• [Task objective]:
Look over the entries and say how many lines include the word "cliente". Only the number, please.
Dataset START
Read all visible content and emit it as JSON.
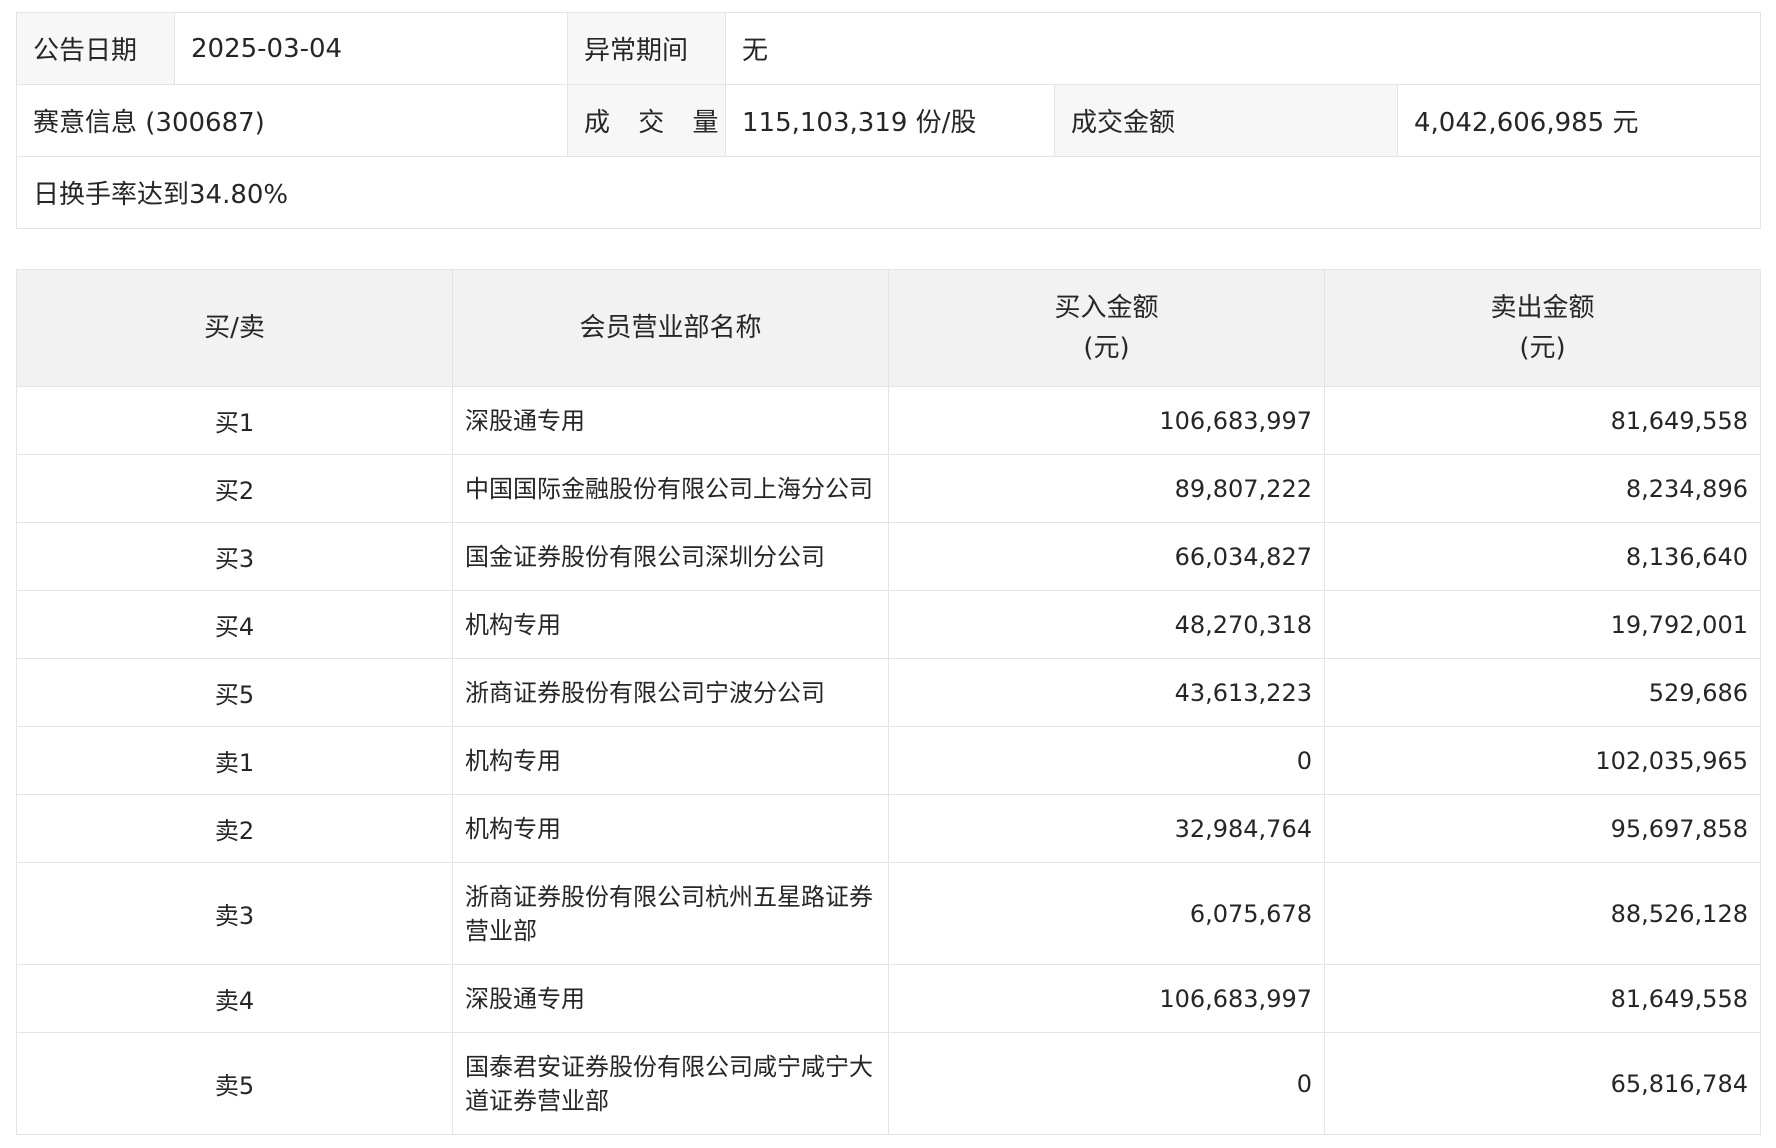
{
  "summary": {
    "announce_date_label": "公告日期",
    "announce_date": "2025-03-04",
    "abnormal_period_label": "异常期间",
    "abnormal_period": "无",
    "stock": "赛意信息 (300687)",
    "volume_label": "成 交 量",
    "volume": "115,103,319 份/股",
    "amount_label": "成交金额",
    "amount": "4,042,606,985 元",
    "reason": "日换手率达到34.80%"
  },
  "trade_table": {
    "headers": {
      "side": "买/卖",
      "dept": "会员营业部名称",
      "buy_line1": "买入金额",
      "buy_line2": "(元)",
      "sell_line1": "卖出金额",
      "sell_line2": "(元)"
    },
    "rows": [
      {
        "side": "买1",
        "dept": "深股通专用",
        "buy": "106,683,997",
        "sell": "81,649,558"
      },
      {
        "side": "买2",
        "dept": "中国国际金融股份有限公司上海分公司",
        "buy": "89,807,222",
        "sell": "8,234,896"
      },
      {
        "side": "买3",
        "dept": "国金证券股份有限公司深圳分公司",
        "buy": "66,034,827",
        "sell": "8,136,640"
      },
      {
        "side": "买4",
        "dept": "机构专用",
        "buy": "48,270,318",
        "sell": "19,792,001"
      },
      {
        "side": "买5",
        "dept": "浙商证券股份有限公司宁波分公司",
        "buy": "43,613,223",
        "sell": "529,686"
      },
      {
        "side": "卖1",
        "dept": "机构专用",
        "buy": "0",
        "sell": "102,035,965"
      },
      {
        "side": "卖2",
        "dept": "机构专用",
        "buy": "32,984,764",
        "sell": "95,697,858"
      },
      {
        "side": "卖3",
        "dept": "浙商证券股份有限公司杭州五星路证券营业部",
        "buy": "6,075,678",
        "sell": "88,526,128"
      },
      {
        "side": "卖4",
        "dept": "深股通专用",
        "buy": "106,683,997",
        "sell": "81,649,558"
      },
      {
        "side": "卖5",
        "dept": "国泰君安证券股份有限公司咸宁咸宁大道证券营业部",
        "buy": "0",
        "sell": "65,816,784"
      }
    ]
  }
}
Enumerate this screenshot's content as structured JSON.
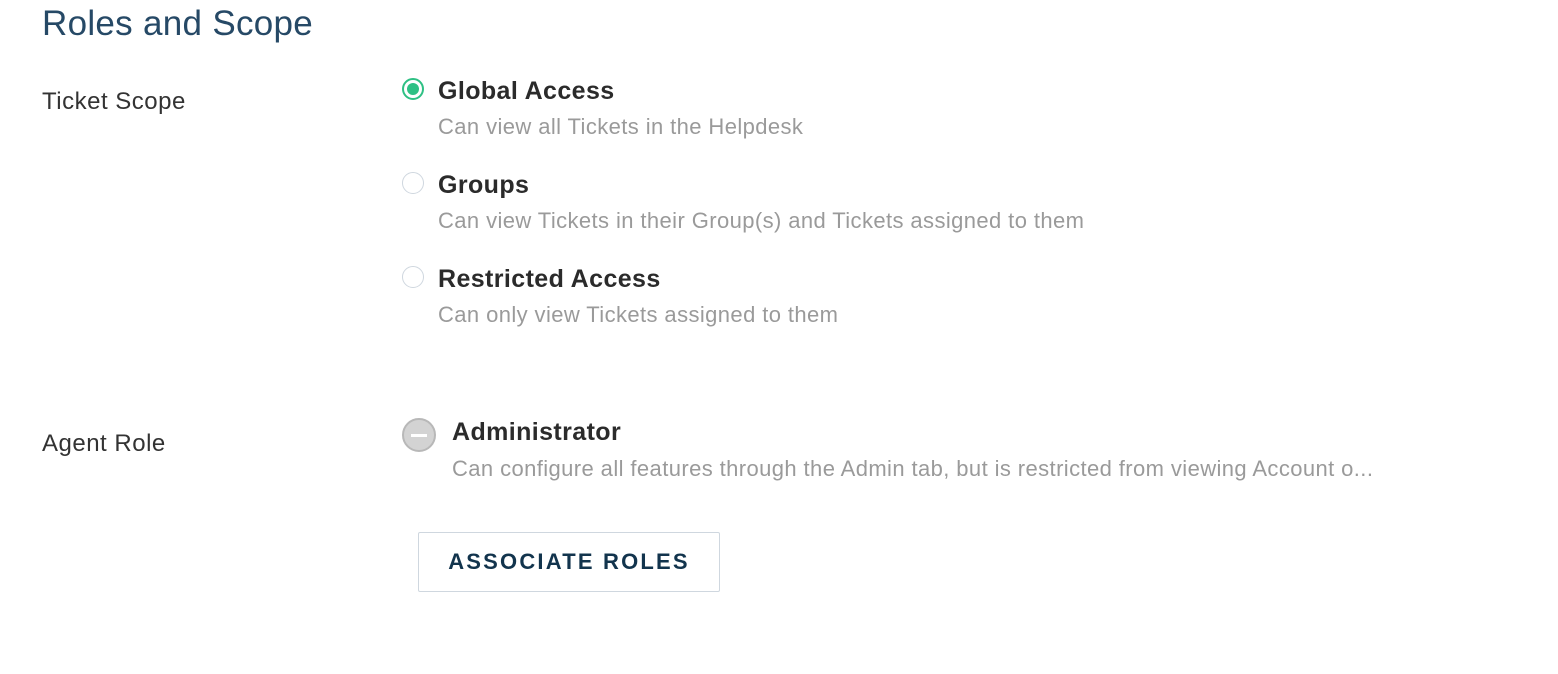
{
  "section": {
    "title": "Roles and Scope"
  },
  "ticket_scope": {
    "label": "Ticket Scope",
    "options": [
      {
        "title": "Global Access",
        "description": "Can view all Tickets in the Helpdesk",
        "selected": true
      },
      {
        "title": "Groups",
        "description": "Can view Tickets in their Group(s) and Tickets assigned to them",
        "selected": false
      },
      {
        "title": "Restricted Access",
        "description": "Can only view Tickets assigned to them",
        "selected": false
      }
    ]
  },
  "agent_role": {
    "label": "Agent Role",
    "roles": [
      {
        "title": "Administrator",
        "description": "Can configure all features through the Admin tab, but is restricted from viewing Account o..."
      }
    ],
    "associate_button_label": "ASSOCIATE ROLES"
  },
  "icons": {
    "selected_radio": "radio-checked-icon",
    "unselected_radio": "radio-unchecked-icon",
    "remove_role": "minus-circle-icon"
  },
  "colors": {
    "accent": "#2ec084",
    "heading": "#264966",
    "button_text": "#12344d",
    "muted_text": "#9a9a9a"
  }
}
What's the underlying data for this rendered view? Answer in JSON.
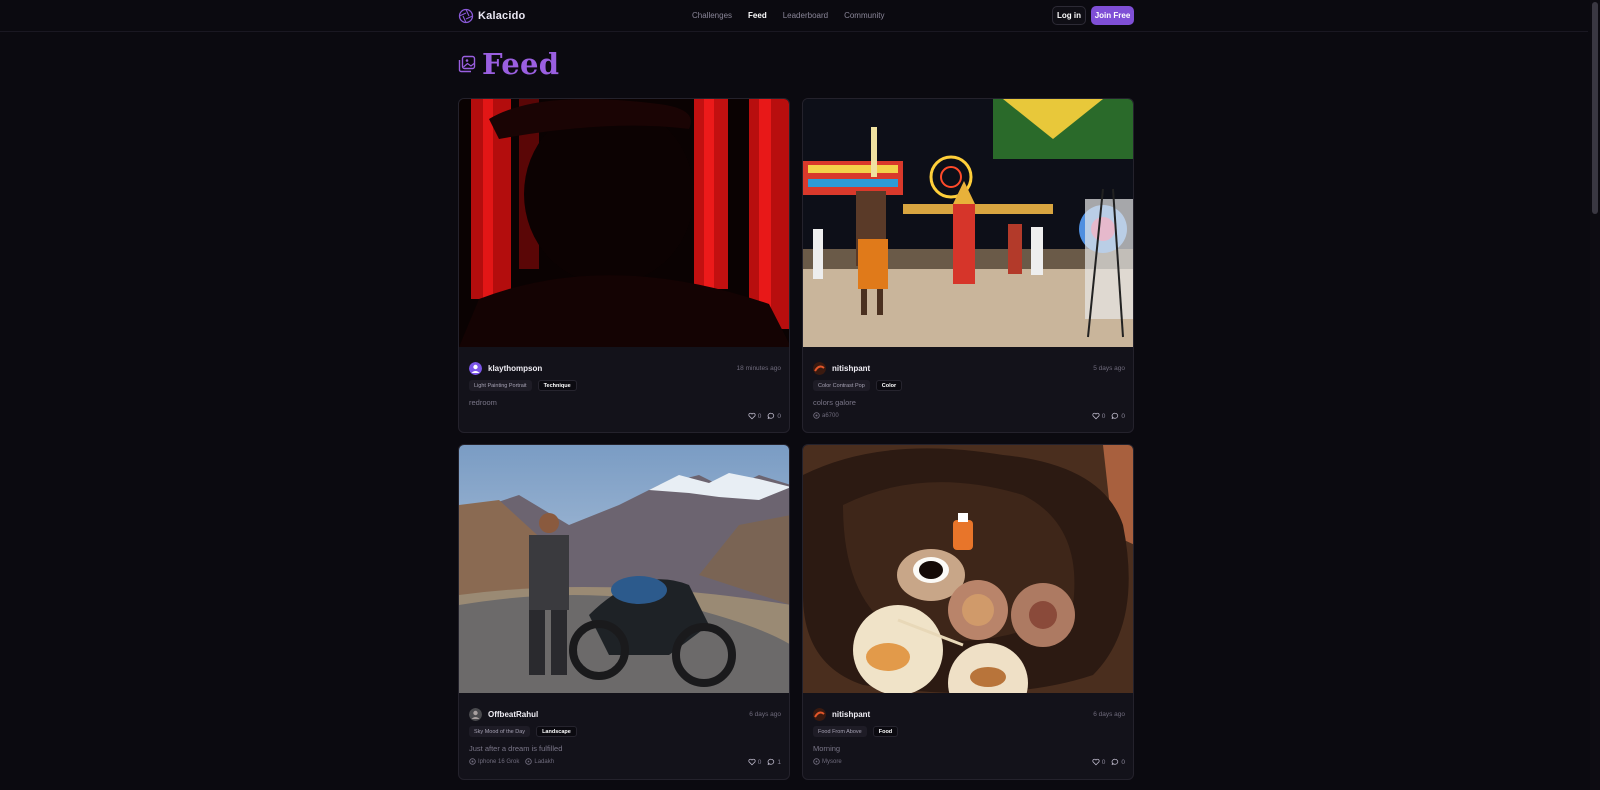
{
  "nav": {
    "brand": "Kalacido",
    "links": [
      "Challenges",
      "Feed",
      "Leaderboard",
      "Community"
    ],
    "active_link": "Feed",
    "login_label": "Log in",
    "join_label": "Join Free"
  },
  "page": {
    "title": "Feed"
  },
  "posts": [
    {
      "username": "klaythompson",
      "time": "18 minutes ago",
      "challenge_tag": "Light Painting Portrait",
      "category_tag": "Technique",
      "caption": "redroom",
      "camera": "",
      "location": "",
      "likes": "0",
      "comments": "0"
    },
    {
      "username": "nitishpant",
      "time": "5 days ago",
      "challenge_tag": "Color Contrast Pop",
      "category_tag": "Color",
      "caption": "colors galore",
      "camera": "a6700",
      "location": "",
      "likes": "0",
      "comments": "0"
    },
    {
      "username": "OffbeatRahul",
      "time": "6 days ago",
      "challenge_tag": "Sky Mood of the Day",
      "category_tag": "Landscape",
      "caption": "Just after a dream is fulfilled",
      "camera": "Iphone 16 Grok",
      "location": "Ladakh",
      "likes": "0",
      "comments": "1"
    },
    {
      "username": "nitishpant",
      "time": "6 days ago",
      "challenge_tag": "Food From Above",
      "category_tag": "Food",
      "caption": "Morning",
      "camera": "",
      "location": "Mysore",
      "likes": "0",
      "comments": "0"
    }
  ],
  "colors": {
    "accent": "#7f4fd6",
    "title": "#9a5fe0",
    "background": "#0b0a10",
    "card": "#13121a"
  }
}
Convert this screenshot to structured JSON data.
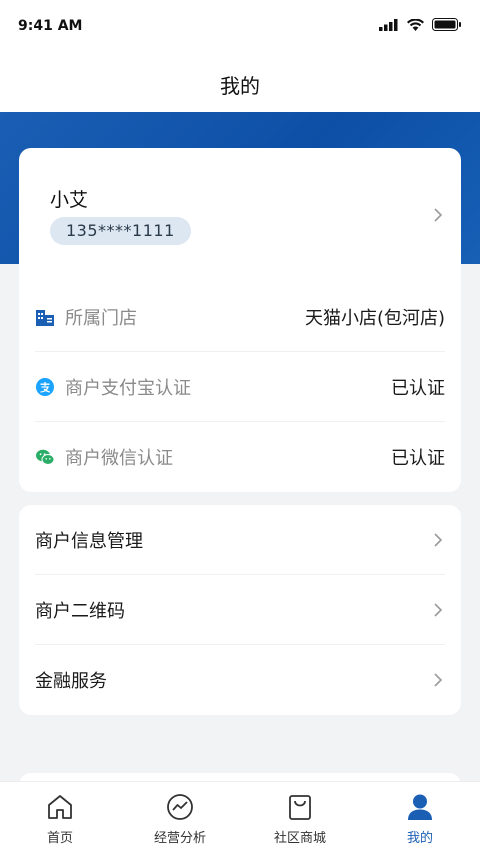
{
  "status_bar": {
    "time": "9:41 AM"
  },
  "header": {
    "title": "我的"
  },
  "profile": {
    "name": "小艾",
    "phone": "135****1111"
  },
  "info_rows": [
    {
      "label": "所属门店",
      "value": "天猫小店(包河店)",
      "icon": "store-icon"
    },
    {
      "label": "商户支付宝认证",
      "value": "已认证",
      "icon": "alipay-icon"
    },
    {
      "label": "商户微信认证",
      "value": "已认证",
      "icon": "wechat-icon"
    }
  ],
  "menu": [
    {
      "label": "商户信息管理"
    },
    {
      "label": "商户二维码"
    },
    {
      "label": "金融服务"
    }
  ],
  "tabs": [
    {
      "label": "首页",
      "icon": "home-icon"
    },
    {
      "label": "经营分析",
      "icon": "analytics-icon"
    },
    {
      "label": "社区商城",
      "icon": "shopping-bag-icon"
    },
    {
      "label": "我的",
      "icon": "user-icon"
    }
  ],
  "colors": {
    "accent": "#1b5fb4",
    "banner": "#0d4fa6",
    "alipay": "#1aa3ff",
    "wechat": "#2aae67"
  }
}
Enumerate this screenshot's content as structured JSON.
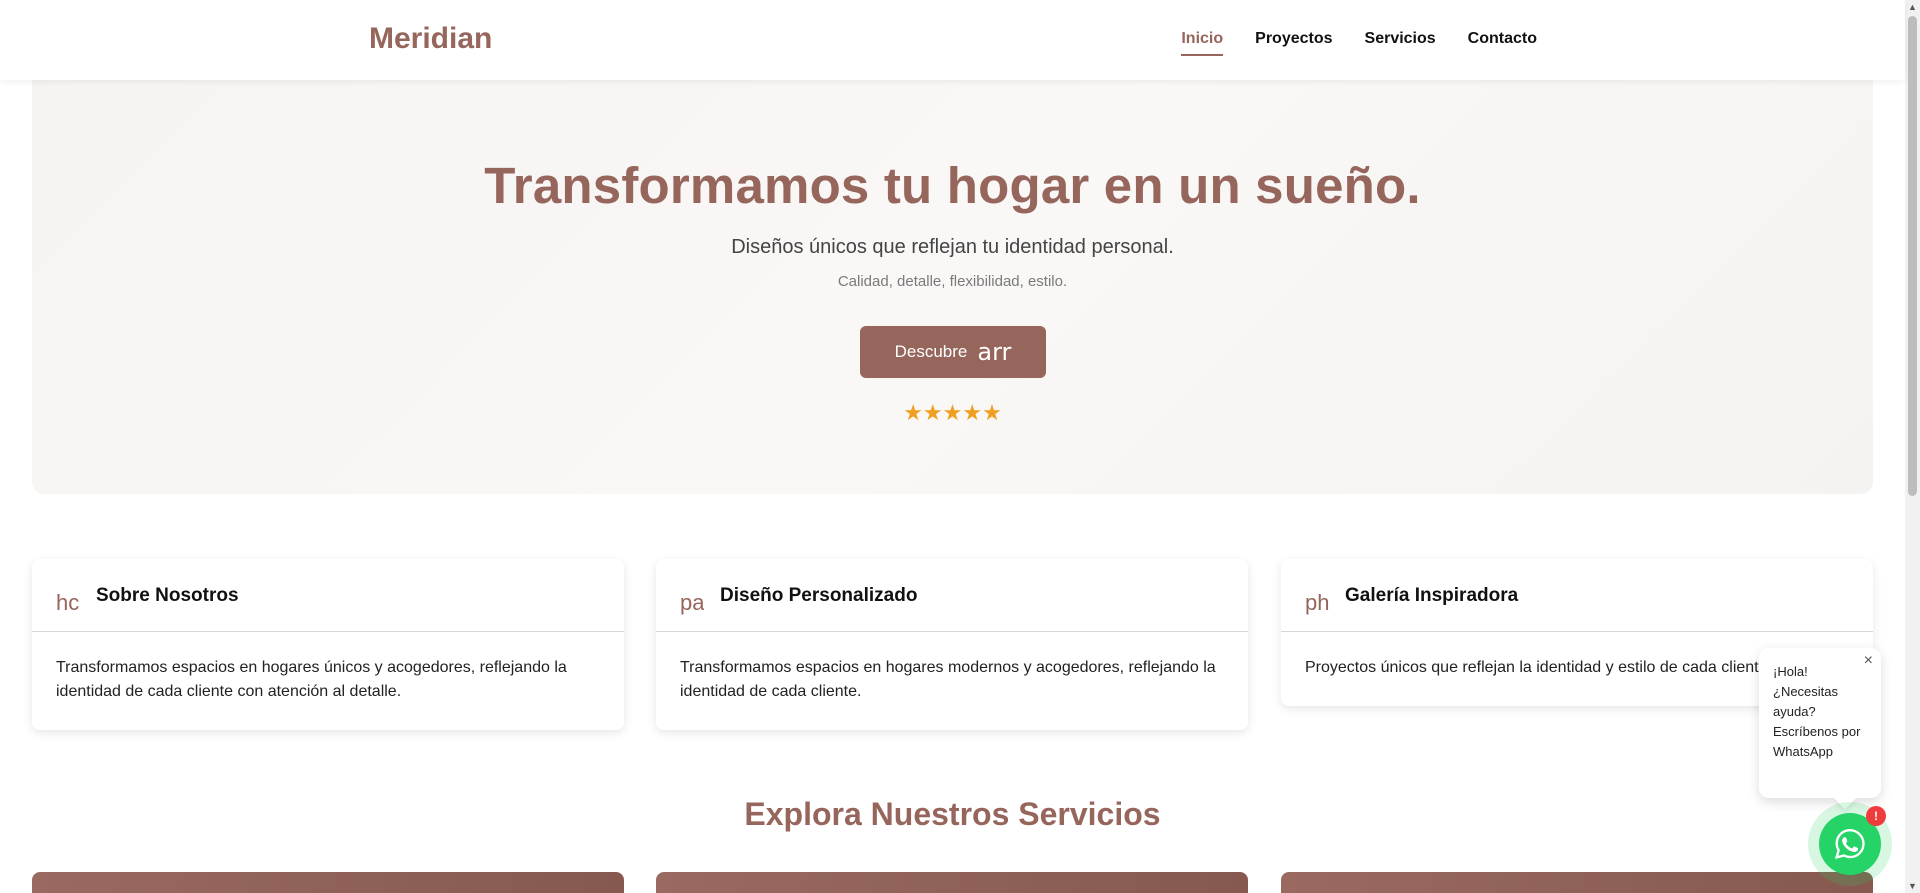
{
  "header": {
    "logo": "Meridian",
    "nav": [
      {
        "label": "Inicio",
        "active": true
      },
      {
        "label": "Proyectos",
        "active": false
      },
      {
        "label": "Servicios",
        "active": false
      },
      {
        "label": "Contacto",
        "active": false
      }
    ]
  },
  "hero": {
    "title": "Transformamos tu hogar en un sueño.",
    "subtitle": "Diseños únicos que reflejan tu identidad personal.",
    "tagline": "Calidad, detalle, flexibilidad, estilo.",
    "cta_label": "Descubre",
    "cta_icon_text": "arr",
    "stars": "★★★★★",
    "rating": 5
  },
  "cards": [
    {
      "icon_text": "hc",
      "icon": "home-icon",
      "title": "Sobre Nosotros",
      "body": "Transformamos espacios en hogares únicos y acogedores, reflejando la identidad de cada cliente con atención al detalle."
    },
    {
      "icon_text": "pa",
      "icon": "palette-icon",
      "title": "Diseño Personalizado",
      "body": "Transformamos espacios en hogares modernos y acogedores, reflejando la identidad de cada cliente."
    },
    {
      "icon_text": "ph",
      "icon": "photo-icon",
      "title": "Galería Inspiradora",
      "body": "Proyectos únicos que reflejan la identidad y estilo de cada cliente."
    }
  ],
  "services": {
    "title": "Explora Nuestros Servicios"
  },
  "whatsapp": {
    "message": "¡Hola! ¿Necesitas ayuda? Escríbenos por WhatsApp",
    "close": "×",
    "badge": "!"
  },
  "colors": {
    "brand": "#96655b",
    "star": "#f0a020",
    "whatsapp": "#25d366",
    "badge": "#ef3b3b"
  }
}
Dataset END
• [Response to the exercise]:
3